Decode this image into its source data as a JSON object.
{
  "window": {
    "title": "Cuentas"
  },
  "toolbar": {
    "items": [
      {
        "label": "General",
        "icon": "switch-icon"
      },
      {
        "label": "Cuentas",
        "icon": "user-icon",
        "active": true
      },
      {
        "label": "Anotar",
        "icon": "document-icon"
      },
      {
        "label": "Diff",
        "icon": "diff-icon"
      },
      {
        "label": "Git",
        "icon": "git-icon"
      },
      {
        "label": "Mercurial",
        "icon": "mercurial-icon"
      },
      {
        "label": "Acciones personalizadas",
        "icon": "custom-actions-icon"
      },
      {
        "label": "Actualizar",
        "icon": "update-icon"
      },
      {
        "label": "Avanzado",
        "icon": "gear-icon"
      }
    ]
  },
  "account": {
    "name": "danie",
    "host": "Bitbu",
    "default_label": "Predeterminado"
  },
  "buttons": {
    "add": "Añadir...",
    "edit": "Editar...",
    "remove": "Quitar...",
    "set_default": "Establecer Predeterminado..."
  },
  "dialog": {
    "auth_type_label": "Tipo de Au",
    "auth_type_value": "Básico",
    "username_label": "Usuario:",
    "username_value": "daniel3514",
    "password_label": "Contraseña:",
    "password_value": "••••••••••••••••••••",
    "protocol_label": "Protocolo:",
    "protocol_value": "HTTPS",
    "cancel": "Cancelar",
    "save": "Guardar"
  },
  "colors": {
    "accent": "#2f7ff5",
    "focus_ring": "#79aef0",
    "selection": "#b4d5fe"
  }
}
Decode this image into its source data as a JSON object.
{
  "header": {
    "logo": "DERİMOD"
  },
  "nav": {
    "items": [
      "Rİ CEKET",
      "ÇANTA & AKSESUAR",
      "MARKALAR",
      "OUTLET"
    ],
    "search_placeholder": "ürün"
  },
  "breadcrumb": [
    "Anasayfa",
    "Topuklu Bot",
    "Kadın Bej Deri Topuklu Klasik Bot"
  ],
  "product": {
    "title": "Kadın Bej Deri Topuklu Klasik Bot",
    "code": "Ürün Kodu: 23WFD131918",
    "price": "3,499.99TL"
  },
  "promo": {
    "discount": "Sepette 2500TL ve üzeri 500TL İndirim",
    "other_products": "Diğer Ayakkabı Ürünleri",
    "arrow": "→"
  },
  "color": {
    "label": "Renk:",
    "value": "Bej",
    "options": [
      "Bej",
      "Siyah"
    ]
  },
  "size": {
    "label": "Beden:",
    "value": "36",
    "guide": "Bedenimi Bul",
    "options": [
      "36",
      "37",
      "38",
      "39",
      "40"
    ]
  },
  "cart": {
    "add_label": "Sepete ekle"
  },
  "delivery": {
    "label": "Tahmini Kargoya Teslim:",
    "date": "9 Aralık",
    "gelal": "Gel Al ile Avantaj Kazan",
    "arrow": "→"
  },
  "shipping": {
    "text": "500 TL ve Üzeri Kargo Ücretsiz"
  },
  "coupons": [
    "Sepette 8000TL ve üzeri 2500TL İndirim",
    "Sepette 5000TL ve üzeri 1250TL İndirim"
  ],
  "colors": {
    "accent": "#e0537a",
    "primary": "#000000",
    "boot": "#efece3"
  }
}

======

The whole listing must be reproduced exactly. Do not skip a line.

Decode this image into its source data as a JSON object.
{
  "window": {
    "title": "Cuentas"
  },
  "toolbar": {
    "items": [
      {
        "label": "General",
        "icon": "switch-icon"
      },
      {
        "label": "Cuentas",
        "icon": "user-icon",
        "active": true
      },
      {
        "label": "Anotar",
        "icon": "document-icon"
      },
      {
        "label": "Diff",
        "icon": "diff-icon"
      },
      {
        "label": "Git",
        "icon": "git-icon"
      },
      {
        "label": "Mercurial",
        "icon": "mercurial-icon"
      },
      {
        "label": "Acciones personalizadas",
        "icon": "custom-actions-icon"
      },
      {
        "label": "Actualizar",
        "icon": "update-icon"
      },
      {
        "label": "Avanzado",
        "icon": "gear-icon"
      }
    ]
  },
  "account": {
    "name": "danie",
    "host": "Bitbu",
    "default_label": "Predeterminado"
  },
  "buttons": {
    "add": "Añadir...",
    "edit": "Editar...",
    "remove": "Quitar...",
    "set_default": "Establecer Predeterminado..."
  },
  "dialog": {
    "auth_type_label": "Tipo de Au",
    "auth_type_value": "Básico",
    "username_label": "Usuario:",
    "username_value": "daniel3514",
    "password_label": "Contraseña:",
    "password_value": "••••••••••••••••••••",
    "protocol_label": "Protocolo:",
    "protocol_value": "HTTPS",
    "cancel": "Cancelar",
    "save": "Guardar"
  },
  "colors": {
    "accent": "#2f7ff5",
    "focus_ring": "#79aef0",
    "selection": "#b4d5fe"
  }
}
Decode this image into its source data as a JSON object.
{
  "header": {
    "logo": "DERİMOD"
  },
  "nav": {
    "items": [
      "Rİ CEKET",
      "ÇANTA & AKSESUAR",
      "MARKALAR",
      "OUTLET"
    ],
    "search_placeholder": "ürün"
  },
  "breadcrumb": [
    "Anasayfa",
    "Topuklu Bot",
    "Kadın Bej Deri Topuklu Klasik Bot"
  ],
  "product": {
    "title": "Kadın Bej Deri Topuklu Klasik Bot",
    "code": "Ürün Kodu: 23WFD131918",
    "price": "3,499.99TL"
  },
  "promo": {
    "discount": "Sepette 2500TL ve üzeri 500TL İndirim",
    "other_products": "Diğer Ayakkabı Ürünleri",
    "arrow": "→"
  },
  "color": {
    "label": "Renk:",
    "value": "Bej",
    "options": [
      "Bej",
      "Siyah"
    ]
  },
  "size": {
    "label": "Beden:",
    "value": "36",
    "guide": "Bedenimi Bul",
    "options": [
      "36",
      "37",
      "38",
      "39",
      "40"
    ]
  },
  "cart": {
    "add_label": "Sepete ekle"
  },
  "delivery": {
    "label": "Tahmini Kargoya Teslim:",
    "date": "9 Aralık",
    "gelal": "Gel Al ile Avantaj Kazan",
    "arrow": "→"
  },
  "shipping": {
    "text": "500 TL ve Üzeri Kargo Ücretsiz"
  },
  "coupons": [
    "Sepette 8000TL ve üzeri 2500TL İndirim",
    "Sepette 5000TL ve üzeri 1250TL İndirim"
  ],
  "colors": {
    "accent": "#e0537a",
    "primary": "#000000",
    "boot": "#efece3"
  }
}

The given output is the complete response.